Freud and keyboard player Andrew Duffield wrote Barbados, the melody is reggae-inflected, and its bright, breezy, sunny, feel-good calypso rhythms masked the dark lyrical undertones that reflected the wasted life of the Model’s bassist, “All I see/ is washed away/I am the voice left from drinking.” Subtle steel drums, an insistent bass line, Freud’s trite but relatable lyrics enlivened by the backing vocals of Kate Ceberano and Zan Abeyratne, and a riveting saxophone solo by James Valentine, produced a very radio-friendly track that became the band’s biggest hit to date when it climbed to #2 nationally, blocked from the top spot by USA For Africa’s mega-hit We Are the World .
Freud was injecting cocaine at this time and consequently his voice was shaky, and his throat very tight, producer Mark Opitz had to remix and re-record most of the original version of this song before it was released. The music vid was a curious mix of noir – Freud shoots himself in the head, Deer Hunter-style, whilst driving a jeep in the opening scene – and then segues to pub scenes and in the outro more predictably focused on party scenes in bars and boats with girls, cars and the beachfront.
The third single released off the album was the definitive title track, Out of Mind, Out of Sight, another Freud song which had started life as Engine Driver but once Freud came up with the chorus it was quickly renamed. The lines which caused the most interest were “Do you like the way I love you when I turn out the light/ Do you like the way it feels when I hold you tight…”, James Valentine thought the lyrics were gratuitously sleazy and unnecessary, Freud was adamant they remain, and no doubt they imparted added drama and sexual energy to the song.

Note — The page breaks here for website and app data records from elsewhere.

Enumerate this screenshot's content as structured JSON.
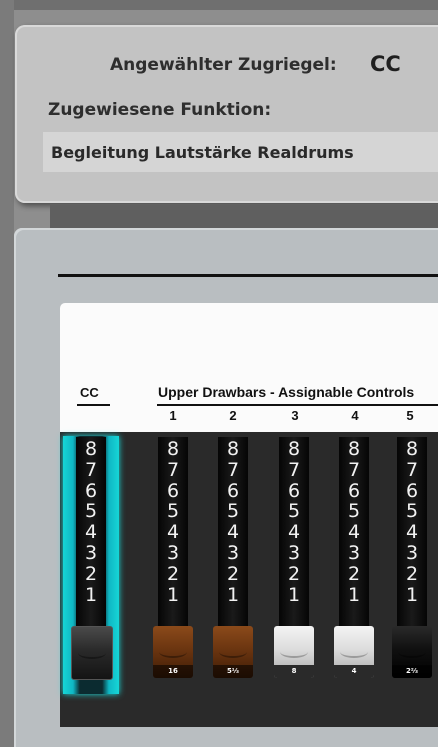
{
  "info_panel": {
    "selected_label": "Angewählter Zugriegel:",
    "selected_value": "CC",
    "assigned_label": "Zugewiesene Funktion:",
    "assigned_value": "Begleitung Lautstärke Realdrums"
  },
  "drawbar_section": {
    "cc_heading": "CC",
    "upper_heading": "Upper Drawbars - Assignable Controls",
    "scale_numbers": [
      "8",
      "7",
      "6",
      "5",
      "4",
      "3",
      "2",
      "1"
    ],
    "columns": [
      {
        "number": "",
        "knob_color": "black",
        "footage": "",
        "selected": true
      },
      {
        "number": "1",
        "knob_color": "brown",
        "footage": "16"
      },
      {
        "number": "2",
        "knob_color": "brown",
        "footage": "5⅓"
      },
      {
        "number": "3",
        "knob_color": "white",
        "footage": "8"
      },
      {
        "number": "4",
        "knob_color": "white",
        "footage": "4"
      },
      {
        "number": "5",
        "knob_color": "black",
        "footage": "2⅔"
      }
    ]
  },
  "colors": {
    "selected_glow": "#16d6d6",
    "panel_bg": "#c3c3c3",
    "main_bg": "#b9bec1"
  }
}
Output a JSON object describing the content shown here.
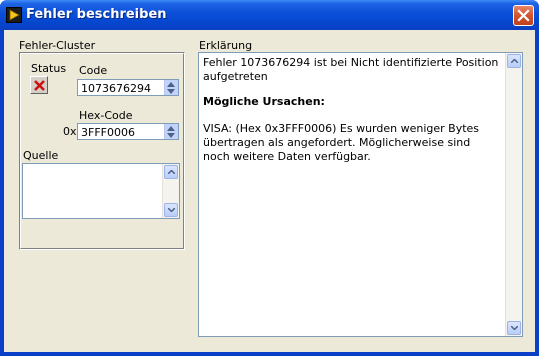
{
  "window": {
    "title": "Fehler beschreiben"
  },
  "cluster": {
    "label": "Fehler-Cluster",
    "status_label": "Status",
    "code_label": "Code",
    "code_value": "1073676294",
    "hex_label": "Hex-Code",
    "hex_prefix": "0x",
    "hex_value": "3FFF0006",
    "source_label": "Quelle",
    "source_value": ""
  },
  "explanation": {
    "label": "Erklärung",
    "line1": "Fehler 1073676294 ist bei Nicht identifizierte Position aufgetreten",
    "heading": "Mögliche Ursachen:",
    "detail": "VISA:  (Hex 0x3FFF0006) Es wurden weniger Bytes übertragen als angefordert. Möglicherweise sind noch weitere Daten verfügbar."
  },
  "colors": {
    "titlebar": "#0b4fd8",
    "client": "#ece9d8",
    "close": "#d3542f",
    "status_x": "#cc1111"
  }
}
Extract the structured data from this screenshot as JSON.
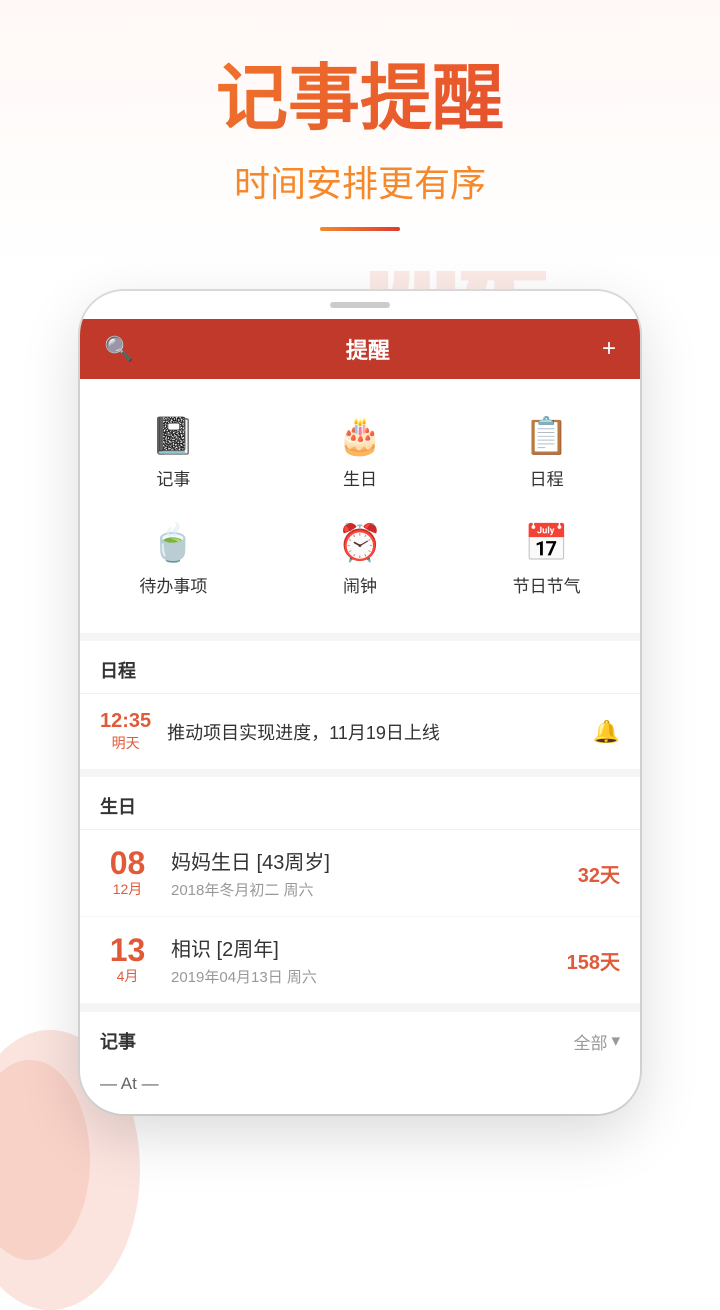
{
  "hero": {
    "title": "记事提醒",
    "subtitle": "时间安排更有序",
    "bg_text": "提醒"
  },
  "header": {
    "title": "提醒",
    "search_icon": "🔍",
    "add_icon": "+"
  },
  "grid": {
    "items": [
      {
        "icon": "📓",
        "label": "记事",
        "unicode": "📓"
      },
      {
        "icon": "🎂",
        "label": "生日",
        "unicode": "🎂"
      },
      {
        "icon": "📋",
        "label": "日程",
        "unicode": "📋"
      },
      {
        "icon": "☕",
        "label": "待办事项",
        "unicode": "☕"
      },
      {
        "icon": "⏰",
        "label": "闹钟",
        "unicode": "⏰"
      },
      {
        "icon": "📅",
        "label": "节日节气",
        "unicode": "📅"
      }
    ]
  },
  "schedule_section": {
    "title": "日程",
    "item": {
      "time": "12:35",
      "day": "明天",
      "text": "推动项目实现进度，11月19日上线"
    }
  },
  "birthday_section": {
    "title": "生日",
    "items": [
      {
        "day": "08",
        "month": "12月",
        "name": "妈妈生日 [43周岁]",
        "date_detail": "2018年冬月初二 周六",
        "days_left": "32天"
      },
      {
        "day": "13",
        "month": "4月",
        "name": "相识 [2周年]",
        "date_detail": "2019年04月13日 周六",
        "days_left": "158天"
      }
    ]
  },
  "notes_section": {
    "title": "记事",
    "filter": "全部",
    "preview": "— At —"
  }
}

By this time Roger Mason had replaced Andrew Duffield on keyboards, James Freud had married Sally Clifton, and Sean Kelly was about to start a long-term relationship with Wendy Matthews, after he had prised her away from Red Symons.
The song was consummate pop, dramatic tempo changes, fat resounding bass lines, a brassy driving beat, emphatic lead vocals by Freud, and solid vocal backing from Kate and Zan again, who were now also touring with the band. But some so-called rock cogniscenti damned it, describing it as “A bloated bag of pop clichés in praise of aerobics (as in the lyric “gotta keep my body tight…”) and feeling horny.”
Freud has explained that he was referencing his commitment to remain faithful and virtuous when on the road and away from his wife and anticipating the time when they would be re-united, which sounds reasonable, unless he was simultaneously using drugs.
The promo video was a straightforward studio performance which projected a band who were a bubbling cauldron of talent, romanticism, attitude, and new wave rock, delivering a four on the floor dance beat that was infectious. The public thought so too and sent the song straight to #1 and it occupied the charts for 23 weeks, the album also did good business, charting at #3, and included a sly drug reference in the artwork credit to Okidoke, a pet name for cocaine.
The Models had morphed from cult-post punk band to local chart toppers scoring the only #1 by an Australian band in 1985, and taking Out of Mind, Out of Sight onto the US charts at #37, they were signed to Geffen Records in the States, and toured there with Orchestral Manoeuvres in the Dark in November 1986.
The band would never scale these heights again and ultimately disbanded in 1988, James Freud sadly passed away in 2010, a week after the band had been inducted into the ARIA Hall of Fame along with The Church, The Loved Ones, John Williamson, and Johnny Young. Below L-R Freud’s family- wife Sally and sons Harrison and Jackson